I think, can be wrong — because some parts of logic being pre-calculated on CPU and those parts use the hash22 function.
Look in Commonget_heightField line pos+=hash_zero_GPU;

Fix — just forsing all calls to get_heightField to be on GPU by adding hash_zero_GPU that is hash_zero_GPU=min(float(iFrame),0.);

Replacing fract-hash with int-hash — bug still here:

same bug with int-hash https://www.shadertoy.com/view/Ntcyz7

Look in Common #define show_hash_bug_use_uint_random

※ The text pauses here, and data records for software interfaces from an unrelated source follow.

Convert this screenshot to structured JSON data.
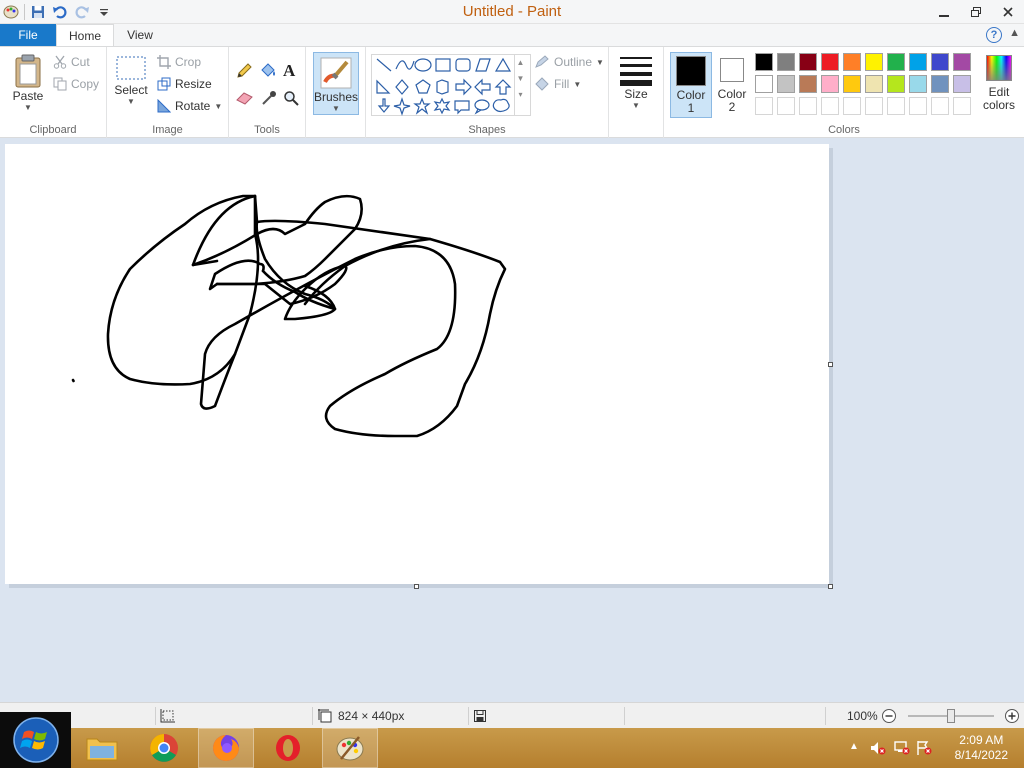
{
  "window": {
    "title": "Untitled - Paint"
  },
  "tabs": {
    "file": "File",
    "home": "Home",
    "view": "View"
  },
  "clipboard": {
    "paste": "Paste",
    "cut": "Cut",
    "copy": "Copy",
    "label": "Clipboard"
  },
  "image": {
    "select": "Select",
    "crop": "Crop",
    "resize": "Resize",
    "rotate": "Rotate",
    "label": "Image"
  },
  "tools": {
    "label": "Tools",
    "text_glyph": "A"
  },
  "brushes": {
    "label": "Brushes"
  },
  "shapes": {
    "outline": "Outline",
    "fill": "Fill",
    "label": "Shapes"
  },
  "size": {
    "label": "Size"
  },
  "colors": {
    "color1_line1": "Color",
    "color1_line2": "1",
    "color2_line1": "Color",
    "color2_line2": "2",
    "edit_line1": "Edit",
    "edit_line2": "colors",
    "label": "Colors",
    "color1": "#000000",
    "color2": "#ffffff",
    "palette_row1": [
      "#000000",
      "#7f7f7f",
      "#880015",
      "#ed1c24",
      "#ff7f27",
      "#fff200",
      "#22b14c",
      "#00a2e8",
      "#3f48cc",
      "#a349a4"
    ],
    "palette_row2": [
      "#ffffff",
      "#c3c3c3",
      "#b97a57",
      "#ffaec9",
      "#ffc90e",
      "#efe4b0",
      "#b5e61d",
      "#99d9ea",
      "#7092be",
      "#c8bfe7"
    ]
  },
  "status": {
    "canvas_size": "824 × 440px",
    "zoom": "100%",
    "zoom_fraction": 0.5
  },
  "taskbar": {
    "time": "2:09 AM",
    "date": "8/14/2022"
  }
}
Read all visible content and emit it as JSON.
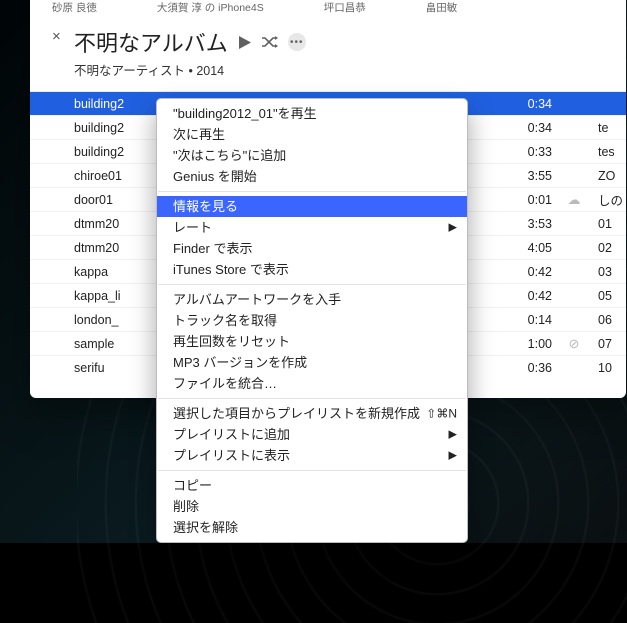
{
  "tabs": [
    "砂原 良徳",
    "大須賀 淳 の iPhone4S",
    "坪口昌恭",
    "畠田敏"
  ],
  "header": {
    "close": "×",
    "album_title": "不明なアルバム",
    "subtitle": "不明なアーティスト • 2014"
  },
  "controls": {
    "more": "•••"
  },
  "tracks": [
    {
      "name": "building2",
      "dur": "0:34",
      "icon": "",
      "extra": "",
      "selected": true
    },
    {
      "name": "building2",
      "dur": "0:34",
      "icon": "",
      "extra": "te"
    },
    {
      "name": "building2",
      "dur": "0:33",
      "icon": "",
      "extra": "tes"
    },
    {
      "name": "chiroe01",
      "dur": "3:55",
      "icon": "",
      "extra": "ZO"
    },
    {
      "name": "door01",
      "dur": "0:01",
      "icon": "☁︎",
      "extra": "しの"
    },
    {
      "name": "dtmm20",
      "dur": "3:53",
      "icon": "",
      "extra": "01"
    },
    {
      "name": "dtmm20",
      "dur": "4:05",
      "icon": "",
      "extra": "02"
    },
    {
      "name": "kappa",
      "dur": "0:42",
      "icon": "",
      "extra": "03"
    },
    {
      "name": "kappa_li",
      "dur": "0:42",
      "icon": "",
      "extra": "05"
    },
    {
      "name": "london_",
      "dur": "0:14",
      "icon": "",
      "extra": "06"
    },
    {
      "name": "sample",
      "dur": "1:00",
      "icon": "⊘",
      "extra": "07"
    },
    {
      "name": "serifu",
      "dur": "0:36",
      "icon": "",
      "extra": "10"
    }
  ],
  "menu": {
    "play_item": "\"building2012_01\"を再生",
    "play_next": "次に再生",
    "add_upnext": "\"次はこちら\"に追加",
    "genius": "Genius を開始",
    "get_info": "情報を見る",
    "rating": "レート",
    "show_finder": "Finder で表示",
    "show_store": "iTunes Store で表示",
    "get_artwork": "アルバムアートワークを入手",
    "get_trackname": "トラック名を取得",
    "reset_plays": "再生回数をリセット",
    "make_mp3": "MP3 バージョンを作成",
    "consolidate": "ファイルを統合…",
    "new_playlist": "選択した項目からプレイリストを新規作成",
    "new_playlist_shortcut": "⇧⌘N",
    "add_playlist": "プレイリストに追加",
    "show_playlist": "プレイリストに表示",
    "copy": "コピー",
    "delete": "削除",
    "deselect": "選択を解除",
    "arrow": "▶"
  }
}
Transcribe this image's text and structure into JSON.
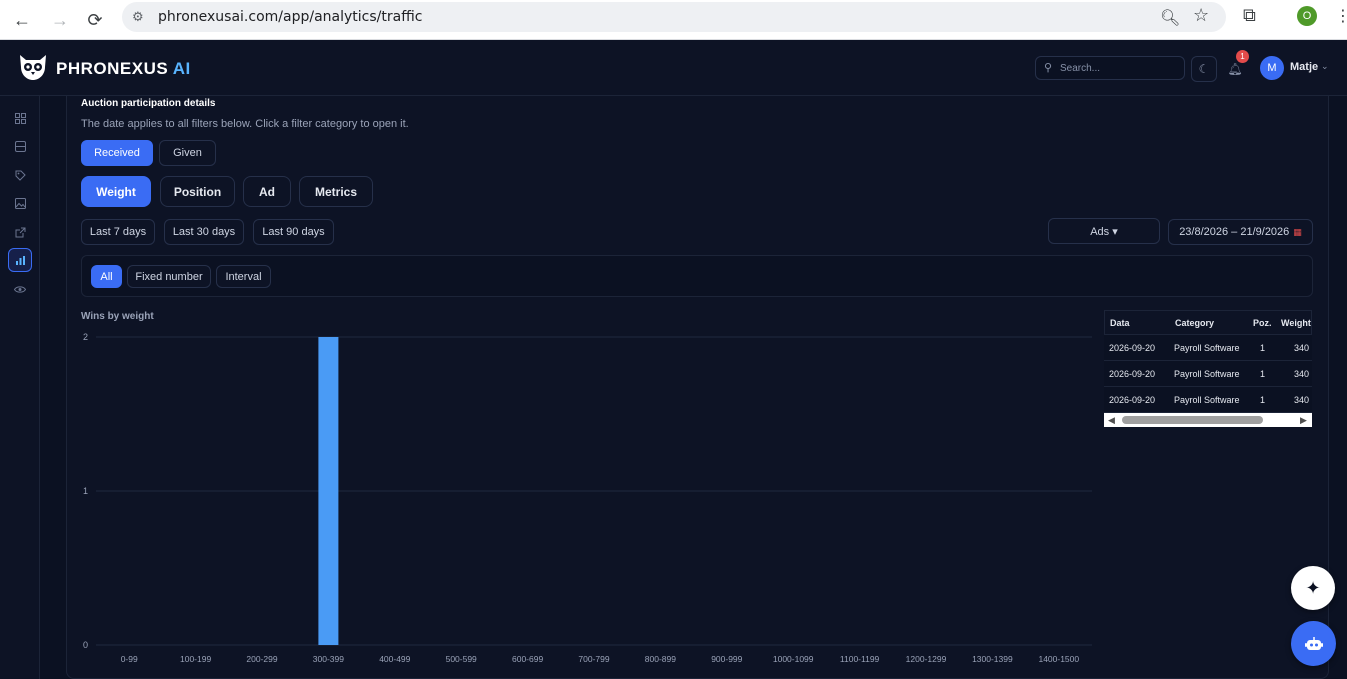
{
  "browser": {
    "url": "phronexusai.com/app/analytics/traffic",
    "profile_initial": "O",
    "icons": [
      "back-icon",
      "forward-icon",
      "reload-icon",
      "site-info-icon",
      "zoom-icon",
      "star-icon",
      "extensions-icon",
      "menu-icon"
    ]
  },
  "header": {
    "brand": "PHRONEXUS",
    "brand_suffix": "AI",
    "search_placeholder": "Search...",
    "notification_count": "1",
    "user_initial": "M",
    "user_name": "Matje"
  },
  "sidebar": {
    "items": [
      {
        "icon": "dashboard-icon"
      },
      {
        "icon": "database-icon"
      },
      {
        "icon": "tag-icon"
      },
      {
        "icon": "image-icon"
      },
      {
        "icon": "external-link-icon"
      },
      {
        "icon": "bar-chart-icon",
        "active": true
      },
      {
        "icon": "eye-icon"
      }
    ]
  },
  "section": {
    "title": "Auction participation details",
    "subtitle": "The date applies to all filters below. Click a filter category to open it."
  },
  "direction": {
    "received": "Received",
    "given": "Given",
    "selected": "Received"
  },
  "tabs": {
    "weight": "Weight",
    "position": "Position",
    "ad": "Ad",
    "metrics": "Metrics",
    "selected": "Weight"
  },
  "ranges": {
    "last7": "Last 7 days",
    "last30": "Last 30 days",
    "last90": "Last 90 days"
  },
  "ads_select": "Ads ▾",
  "date_range": "23/8/2026 – 21/9/2026",
  "weight_filter": {
    "all": "All",
    "fixed": "Fixed number",
    "interval": "Interval",
    "selected": "All"
  },
  "chart_data": {
    "type": "bar",
    "title": "Wins by weight",
    "categories": [
      "0-99",
      "100-199",
      "200-299",
      "300-399",
      "400-499",
      "500-599",
      "600-699",
      "700-799",
      "800-899",
      "900-999",
      "1000-1099",
      "1100-1199",
      "1200-1299",
      "1300-1399",
      "1400-1500"
    ],
    "values": [
      0,
      0,
      0,
      2,
      0,
      0,
      0,
      0,
      0,
      0,
      0,
      0,
      0,
      0,
      0
    ],
    "ylim": [
      0,
      2
    ],
    "yticks": [
      0,
      1,
      2
    ],
    "color": "#4a9bf5",
    "grid": true
  },
  "table": {
    "headers": [
      "Data",
      "Category",
      "Poz.",
      "Weight"
    ],
    "rows": [
      [
        "2026-09-20",
        "Payroll Software",
        "1",
        "340"
      ],
      [
        "2026-09-20",
        "Payroll Software",
        "1",
        "340"
      ],
      [
        "2026-09-20",
        "Payroll Software",
        "1",
        "340"
      ]
    ]
  },
  "colors": {
    "accent": "#3a6cf4",
    "background": "#0b1122",
    "bar": "#4a9bf5"
  }
}
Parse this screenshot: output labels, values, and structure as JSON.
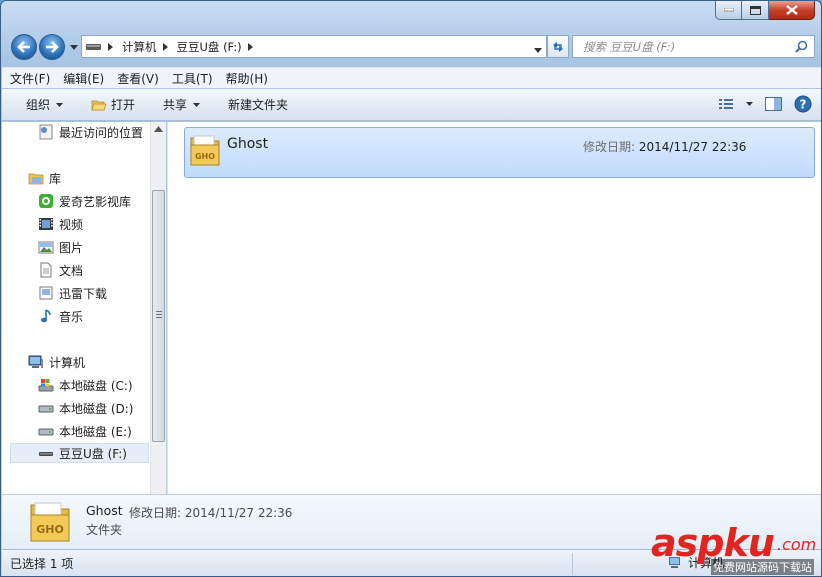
{
  "window": {
    "caption": {
      "minimize": "minimize",
      "maximize": "maximize",
      "close": "close"
    }
  },
  "address": {
    "crumbs": [
      "计算机",
      "豆豆U盘 (F:)"
    ],
    "search_placeholder": "搜索 豆豆U盘 (F:)"
  },
  "menu": [
    "文件(F)",
    "编辑(E)",
    "查看(V)",
    "工具(T)",
    "帮助(H)"
  ],
  "commands": {
    "organize": "组织",
    "open": "打开",
    "share": "共享",
    "new_folder": "新建文件夹"
  },
  "nav": {
    "recent": "最近访问的位置",
    "library": "库",
    "library_items": [
      "爱奇艺影视库",
      "视频",
      "图片",
      "文档",
      "迅雷下载",
      "音乐"
    ],
    "computer": "计算机",
    "drives": [
      "本地磁盘 (C:)",
      "本地磁盘 (D:)",
      "本地磁盘 (E:)",
      "豆豆U盘 (F:)"
    ]
  },
  "file": {
    "name": "Ghost",
    "date_label": "修改日期:",
    "date_value": "2014/11/27 22:36",
    "icon_text": "GHO"
  },
  "details": {
    "name": "Ghost",
    "date_label": "修改日期:",
    "date_value": "2014/11/27 22:36",
    "type": "文件夹",
    "icon_text": "GHO"
  },
  "status": {
    "selected": "已选择 1 项",
    "computer": "计算机"
  },
  "watermark": {
    "brand_a": "asp",
    "brand_b": "ku",
    "tld": ".com",
    "tagline": "免费网站源码下载站"
  },
  "colors": {
    "accent": "#2b6fb5",
    "selection": "#c1dbfc",
    "watermark": "#e2241f"
  }
}
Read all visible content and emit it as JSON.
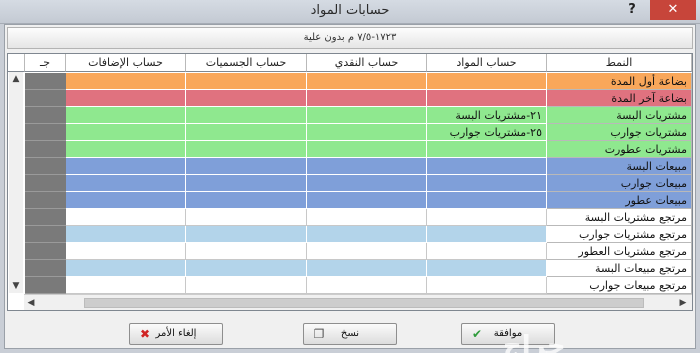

The ultimate fix in this City shader case would be — just use a height-map in the texture.
Or — generate height-voxel-map from uint-hash once at shader code start — but it huge overhead generating entire voxel map in every pixel.

Example 2 — Rough Seas shader https://www.shadertoy.com/view/Xc23DW

Note — I use the Rough Seas shader to show bug in my fork of original.
Original by Dave_Hoskins — https://www.shadertoy.com/view/dtXGW4

Water is vibile broken on screenshot https://www.shadertoy.com/view/Xc23DW

This screenshot from Nvidia-Vulkan.

chrome.exe --use-angle=vulkan --enable-features=Vulkan,DefaultANGLEVulkan,VulkanFromANGLE

If you see same bug as on screenshot — look #define USE_FIXED_FLOAT_RANGE_FIX_HASH

To test uint hash #define TEST_UINT_HASH
And to see more int-hash bugs #define MORE_UINT_HASH_BUGS

with #define TEST_UINT_HASH and #define MORE_UINT_HASH_BUGS

For this screenshot I move camera-mouse little left from the middle.

It looks similar to what fract-hash shows.
This can show that — if source of random is a float — any hash is not consistent.

I made a comparison-gif of this Rough Seas shader on Nvidia-AMD GPUs, you can see the difference. Look below.

Links to gifs hash-Bugs-comparison:

Made in this shader — https://www.shadertoy.com/view/Xc23DW
Comparison between Nvidia and AMD GPU visual results.

On GIFs square on the left top — Nvidia is green — AMD is red.

  1. No changes to codeoriginal gif.
  2. With #define USE_FIXED_FLOAT_RANGE_FIX_HASHfixed gif.
    Notice — since used fract hash — if frach-hash were “consistent” — there should be no difference in screenshots, but even “pixel-hash pattern on water” is different, also “clouds on water” and some small geometry diferences.
  3. With #define TEST_UINT_HASHuint hash result gif.
    Notice — same as above — is uint-hash were consistent images should be exact same, but they not exact same.
  4. With #define TEST_UINT_HASH and #define USE_FIXED_FLOAT_RANGE_FIX_HASHfixed uint gif.
    Notice — huge line on middle is fixed because “float fix”.
    But “pixel noise” not exact same — still not consistent.
  5. With #define TEST_UINT_HASH and #define MORE_UINT_HASH_BUGS — just for fun more bugs gif.
  6. With #define TEST_TEXTURE_NOISE texture gif.
    Notice — texture read with textureLod no mimpaps involved, only interpolation — and image still not exact same.

That all.